With the recent Spectre and Meltdown flaws sending a wave of disruption across IT and all business communities, the scope of the problem continues to unfold. Either one or both of the flaws are present in Intel chips from the last 15 years embedded in countless processors running PCs, servers, and phones.
The bottom line is that Intel chips contain a long-standing feature that makes them vulnerable to hacking. Because few problems have been so widespread, these connected security flaws show why patch management best practices have never been more crucial than now.
It is the nature of Spectre and Meltdown as well as the patch confusion that show why new approaches are vital. The short story is that Meltdown is a bug that could allow an attacker to read kernel memory (the protected core of an operating system). It impacts Intel and Qualcomm processors, as well as one type of ARM chip. The other bug, Spectre, involves two known attack strategies that are more difficult to patch and defend against.

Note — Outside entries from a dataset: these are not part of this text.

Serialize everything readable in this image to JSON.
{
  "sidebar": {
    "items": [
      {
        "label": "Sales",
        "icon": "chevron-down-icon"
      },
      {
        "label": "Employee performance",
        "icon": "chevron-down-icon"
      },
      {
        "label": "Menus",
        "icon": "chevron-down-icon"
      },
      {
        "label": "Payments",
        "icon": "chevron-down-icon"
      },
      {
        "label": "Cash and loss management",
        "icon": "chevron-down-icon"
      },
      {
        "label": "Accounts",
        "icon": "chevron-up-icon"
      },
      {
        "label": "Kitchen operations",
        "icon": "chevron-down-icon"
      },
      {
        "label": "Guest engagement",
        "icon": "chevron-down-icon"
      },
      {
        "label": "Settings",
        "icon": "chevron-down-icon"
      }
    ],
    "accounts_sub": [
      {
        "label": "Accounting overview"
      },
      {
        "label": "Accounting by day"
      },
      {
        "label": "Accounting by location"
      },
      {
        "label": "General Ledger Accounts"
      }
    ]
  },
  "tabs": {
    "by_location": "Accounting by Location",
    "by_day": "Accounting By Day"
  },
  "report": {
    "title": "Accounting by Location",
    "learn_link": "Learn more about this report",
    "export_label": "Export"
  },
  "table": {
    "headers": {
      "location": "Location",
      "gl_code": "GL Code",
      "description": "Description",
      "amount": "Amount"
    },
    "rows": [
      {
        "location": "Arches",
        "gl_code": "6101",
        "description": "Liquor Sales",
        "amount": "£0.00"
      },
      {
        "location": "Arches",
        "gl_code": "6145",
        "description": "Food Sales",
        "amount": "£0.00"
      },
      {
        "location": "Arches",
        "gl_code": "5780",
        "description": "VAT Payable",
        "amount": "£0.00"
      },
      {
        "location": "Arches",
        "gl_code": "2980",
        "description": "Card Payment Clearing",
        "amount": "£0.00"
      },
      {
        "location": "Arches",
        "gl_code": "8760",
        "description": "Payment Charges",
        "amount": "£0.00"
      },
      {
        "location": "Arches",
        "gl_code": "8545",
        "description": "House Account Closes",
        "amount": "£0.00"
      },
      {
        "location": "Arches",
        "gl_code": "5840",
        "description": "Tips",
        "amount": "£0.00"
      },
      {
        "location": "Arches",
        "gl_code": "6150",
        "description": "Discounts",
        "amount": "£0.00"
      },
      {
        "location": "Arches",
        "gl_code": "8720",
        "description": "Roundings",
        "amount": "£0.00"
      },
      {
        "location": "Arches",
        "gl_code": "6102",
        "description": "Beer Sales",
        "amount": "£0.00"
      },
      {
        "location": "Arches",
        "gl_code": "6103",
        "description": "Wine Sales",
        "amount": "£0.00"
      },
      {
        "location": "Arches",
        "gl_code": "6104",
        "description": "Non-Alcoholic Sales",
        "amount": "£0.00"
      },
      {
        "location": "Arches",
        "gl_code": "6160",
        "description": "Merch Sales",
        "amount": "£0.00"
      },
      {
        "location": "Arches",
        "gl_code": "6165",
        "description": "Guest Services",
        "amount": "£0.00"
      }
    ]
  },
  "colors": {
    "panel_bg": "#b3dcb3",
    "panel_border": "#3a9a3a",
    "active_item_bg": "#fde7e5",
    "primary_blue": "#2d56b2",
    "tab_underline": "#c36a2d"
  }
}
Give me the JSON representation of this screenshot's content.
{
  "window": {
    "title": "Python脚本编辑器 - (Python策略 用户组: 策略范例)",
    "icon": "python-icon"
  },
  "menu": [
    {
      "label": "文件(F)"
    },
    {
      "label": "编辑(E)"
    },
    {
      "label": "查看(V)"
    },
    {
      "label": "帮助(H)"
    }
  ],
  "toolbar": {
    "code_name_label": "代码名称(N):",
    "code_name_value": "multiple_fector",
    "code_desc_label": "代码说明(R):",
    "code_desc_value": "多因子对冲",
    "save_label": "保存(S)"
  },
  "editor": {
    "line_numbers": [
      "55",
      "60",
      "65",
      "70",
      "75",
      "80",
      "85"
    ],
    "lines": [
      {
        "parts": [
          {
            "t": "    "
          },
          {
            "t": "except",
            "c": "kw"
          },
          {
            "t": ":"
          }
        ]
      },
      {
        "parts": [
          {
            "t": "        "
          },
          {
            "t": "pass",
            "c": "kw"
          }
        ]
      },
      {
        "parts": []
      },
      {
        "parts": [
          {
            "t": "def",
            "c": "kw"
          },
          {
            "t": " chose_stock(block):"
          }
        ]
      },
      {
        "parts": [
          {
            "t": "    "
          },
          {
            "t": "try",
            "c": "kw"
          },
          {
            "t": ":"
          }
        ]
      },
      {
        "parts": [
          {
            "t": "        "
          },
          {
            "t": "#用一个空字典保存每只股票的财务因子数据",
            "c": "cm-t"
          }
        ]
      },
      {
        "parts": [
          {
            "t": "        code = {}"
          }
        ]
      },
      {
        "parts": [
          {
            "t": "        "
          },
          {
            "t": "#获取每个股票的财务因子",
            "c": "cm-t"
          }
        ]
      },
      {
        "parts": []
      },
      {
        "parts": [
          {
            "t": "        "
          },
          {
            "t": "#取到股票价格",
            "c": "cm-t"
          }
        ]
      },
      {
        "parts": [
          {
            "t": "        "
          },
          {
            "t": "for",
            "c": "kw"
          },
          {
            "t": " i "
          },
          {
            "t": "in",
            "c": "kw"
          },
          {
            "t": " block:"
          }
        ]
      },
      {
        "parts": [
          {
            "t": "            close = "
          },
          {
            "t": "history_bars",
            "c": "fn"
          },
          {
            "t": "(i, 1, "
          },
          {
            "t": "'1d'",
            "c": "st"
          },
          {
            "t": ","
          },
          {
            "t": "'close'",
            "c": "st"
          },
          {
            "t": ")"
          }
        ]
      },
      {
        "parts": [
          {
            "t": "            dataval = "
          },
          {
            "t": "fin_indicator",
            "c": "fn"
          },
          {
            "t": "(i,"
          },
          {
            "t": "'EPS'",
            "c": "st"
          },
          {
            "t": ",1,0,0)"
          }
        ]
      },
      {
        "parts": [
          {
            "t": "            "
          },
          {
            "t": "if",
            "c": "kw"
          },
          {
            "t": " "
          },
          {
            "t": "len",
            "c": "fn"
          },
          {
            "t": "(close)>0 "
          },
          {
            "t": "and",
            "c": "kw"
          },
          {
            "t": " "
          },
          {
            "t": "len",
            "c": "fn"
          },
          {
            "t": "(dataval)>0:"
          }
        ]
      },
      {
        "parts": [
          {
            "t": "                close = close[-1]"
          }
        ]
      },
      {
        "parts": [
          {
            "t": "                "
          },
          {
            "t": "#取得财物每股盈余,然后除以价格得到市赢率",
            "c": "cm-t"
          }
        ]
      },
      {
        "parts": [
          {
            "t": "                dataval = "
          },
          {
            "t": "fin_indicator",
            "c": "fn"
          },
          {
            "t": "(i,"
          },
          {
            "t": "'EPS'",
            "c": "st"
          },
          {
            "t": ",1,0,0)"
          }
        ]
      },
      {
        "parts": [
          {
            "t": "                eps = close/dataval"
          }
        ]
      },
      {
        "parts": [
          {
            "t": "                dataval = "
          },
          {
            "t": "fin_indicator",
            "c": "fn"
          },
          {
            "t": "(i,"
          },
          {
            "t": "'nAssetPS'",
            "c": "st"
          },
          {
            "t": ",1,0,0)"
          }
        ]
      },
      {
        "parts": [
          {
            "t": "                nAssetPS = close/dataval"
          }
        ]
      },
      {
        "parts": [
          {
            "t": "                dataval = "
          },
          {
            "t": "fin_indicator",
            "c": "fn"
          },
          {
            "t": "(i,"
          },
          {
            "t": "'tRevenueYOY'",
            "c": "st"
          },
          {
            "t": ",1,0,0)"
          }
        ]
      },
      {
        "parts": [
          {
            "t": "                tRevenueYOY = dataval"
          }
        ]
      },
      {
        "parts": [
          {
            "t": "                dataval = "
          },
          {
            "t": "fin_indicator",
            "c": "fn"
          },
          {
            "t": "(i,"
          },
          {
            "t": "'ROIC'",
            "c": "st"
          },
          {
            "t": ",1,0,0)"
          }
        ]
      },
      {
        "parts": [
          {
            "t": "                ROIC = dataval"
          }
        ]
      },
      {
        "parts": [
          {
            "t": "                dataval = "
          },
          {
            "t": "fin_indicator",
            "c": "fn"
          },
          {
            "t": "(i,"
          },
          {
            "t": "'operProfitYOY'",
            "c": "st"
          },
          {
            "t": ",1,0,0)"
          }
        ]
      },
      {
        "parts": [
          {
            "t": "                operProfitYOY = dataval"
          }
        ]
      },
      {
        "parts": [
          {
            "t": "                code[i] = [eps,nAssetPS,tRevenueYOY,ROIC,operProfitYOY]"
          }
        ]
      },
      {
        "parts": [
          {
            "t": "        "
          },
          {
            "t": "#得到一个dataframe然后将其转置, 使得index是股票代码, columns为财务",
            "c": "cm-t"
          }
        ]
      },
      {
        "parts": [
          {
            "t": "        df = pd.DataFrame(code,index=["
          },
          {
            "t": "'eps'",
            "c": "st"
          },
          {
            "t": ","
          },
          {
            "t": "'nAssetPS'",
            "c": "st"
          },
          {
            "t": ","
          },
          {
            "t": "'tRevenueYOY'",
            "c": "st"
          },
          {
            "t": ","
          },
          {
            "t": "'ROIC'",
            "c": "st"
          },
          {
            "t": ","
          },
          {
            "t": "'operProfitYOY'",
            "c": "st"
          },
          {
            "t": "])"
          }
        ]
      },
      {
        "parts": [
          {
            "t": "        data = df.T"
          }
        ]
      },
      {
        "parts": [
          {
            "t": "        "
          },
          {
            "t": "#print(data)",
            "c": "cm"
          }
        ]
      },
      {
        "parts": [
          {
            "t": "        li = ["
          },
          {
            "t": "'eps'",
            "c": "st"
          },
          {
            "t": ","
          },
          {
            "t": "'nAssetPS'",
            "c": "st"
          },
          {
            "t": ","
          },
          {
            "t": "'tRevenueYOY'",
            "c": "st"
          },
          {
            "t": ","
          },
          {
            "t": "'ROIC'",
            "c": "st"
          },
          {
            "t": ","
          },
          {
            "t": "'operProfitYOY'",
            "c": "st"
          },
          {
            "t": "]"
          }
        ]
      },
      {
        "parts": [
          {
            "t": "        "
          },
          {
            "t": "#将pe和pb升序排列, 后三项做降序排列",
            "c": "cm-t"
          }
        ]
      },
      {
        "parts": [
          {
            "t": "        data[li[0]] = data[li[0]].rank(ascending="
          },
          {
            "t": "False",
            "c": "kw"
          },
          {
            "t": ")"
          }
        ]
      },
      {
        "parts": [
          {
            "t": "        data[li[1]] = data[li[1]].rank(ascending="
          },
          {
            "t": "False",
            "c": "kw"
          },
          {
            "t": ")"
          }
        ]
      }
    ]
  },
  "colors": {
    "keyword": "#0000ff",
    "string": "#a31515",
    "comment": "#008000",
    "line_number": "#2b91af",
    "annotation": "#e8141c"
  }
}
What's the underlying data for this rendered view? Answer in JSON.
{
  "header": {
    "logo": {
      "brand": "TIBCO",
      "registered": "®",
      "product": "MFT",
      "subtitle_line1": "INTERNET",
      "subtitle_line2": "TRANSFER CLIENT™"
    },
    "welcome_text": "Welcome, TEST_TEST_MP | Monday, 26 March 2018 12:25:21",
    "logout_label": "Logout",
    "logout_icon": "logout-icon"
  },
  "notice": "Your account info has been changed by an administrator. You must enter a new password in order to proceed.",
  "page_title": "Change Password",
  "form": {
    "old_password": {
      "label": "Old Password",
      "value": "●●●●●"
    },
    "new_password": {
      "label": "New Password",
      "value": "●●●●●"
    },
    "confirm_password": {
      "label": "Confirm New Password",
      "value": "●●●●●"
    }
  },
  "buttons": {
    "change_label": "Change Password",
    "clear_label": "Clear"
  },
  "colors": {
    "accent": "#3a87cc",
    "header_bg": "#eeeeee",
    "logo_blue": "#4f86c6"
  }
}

Patch Challenges Ahead
Even as the United States Computer Emergency Readiness Team (US-CERT) provides guidance specifics, it agrees with other experts that because the flaws are on the CPU level, total hardware replacement is the only sure safeguard. While that’s an impossible alternative for most, the rush to release patches also leaves little time for the requisite testing and refinement.
The challenge of patching such widespread and complex hardware flaws is only overshadowed by the patchwork fashion of fixes. While January 15 was the target date that Intel expected to have issued updates for at least 90 percent of their CPUs, others could take significantly longer.
Making matters worse, Intel has been advising some customers to hold off installing patches due to potential performance slowdowns and random reboots. This highlights the fact that the patches may not offer total protection or could create other bugs and instabilities that will need to be resolved. The bottom line is that the security community has no clear approach to how best to resolve this problem in the short term. The best solution lies in the nature of comprehensive patch management best practices.
The Nature of Patch Management
Since Meltdown and Spectre target CPU weaknesses rather than OSes or applications, traditional sandbox approaches can’t detect the attacks. While unpatched server and software vulnerabilities are among the top IT security threats for businesses, it’s not acceptable to entertain the possibility of compromising performance or security. Here, patch management must evolve to identify this type of threat and mitigate the attack.
Even today, most attacks use vulnerabilities for which patches already exist. In fact, most of the vulnerabilities that are ultimately exploited are due to poor patch management. Consequently, this problem goes far beyond patching to the need for comprehensive security solutions and services providers that can institute patch management best practices for critical vulnerabilities. The tenets of this type of planning include:
- Scanning for threats early and often
- Developing context for responding to vulnerabilities
- Instituting sound vulnerability management strategy based on comprehensive, up-to-date scan data
Bringing It All Together
While they are only a start, these practices enable organizations to quickly and easily see the threat context. These best practices are made possible by the implementation of vulnerability-checking tools or services that scan the environment and report any missing patches or known vulnerabilities. Today’s advanced risk mitigation approaches use security software solutions that bring added IT security monitoring to application, network, and host firewalls.
For example, leading-edge security architecture providers such as CheckPoint have developed IPS updates that can detect Spectre and Meltdown exploit attempts. To prevent attack, enterprises must implement a multi-faceted prevention strategy that delivers proactive protection along with CPU-level exploit detection capable of exposing such hidden threats. Users should patch their machines with the latest updates on the OS level as well as any patches provided by the hardware manufacturers.
Today’s organizations must take a multipronged approach to meeting evolving threats that exploit critical vulnerabilities. The first step is to create a comprehensive patch management strategy that can be updated to address emerging threats. This goes hand-in-hand with implementing tools that can automate many of the test elements and software that can mitigate the vulnerability by other means to reduce the risk of the patch interfering.
For most organizations, this approach will best be implemented with the support of a security services and solutions partner. By enlisting a partner to help develop a comprehensive plan based on the latest solutions and evolving patch management best practices, organizations will be best poised to overcome IT security threats.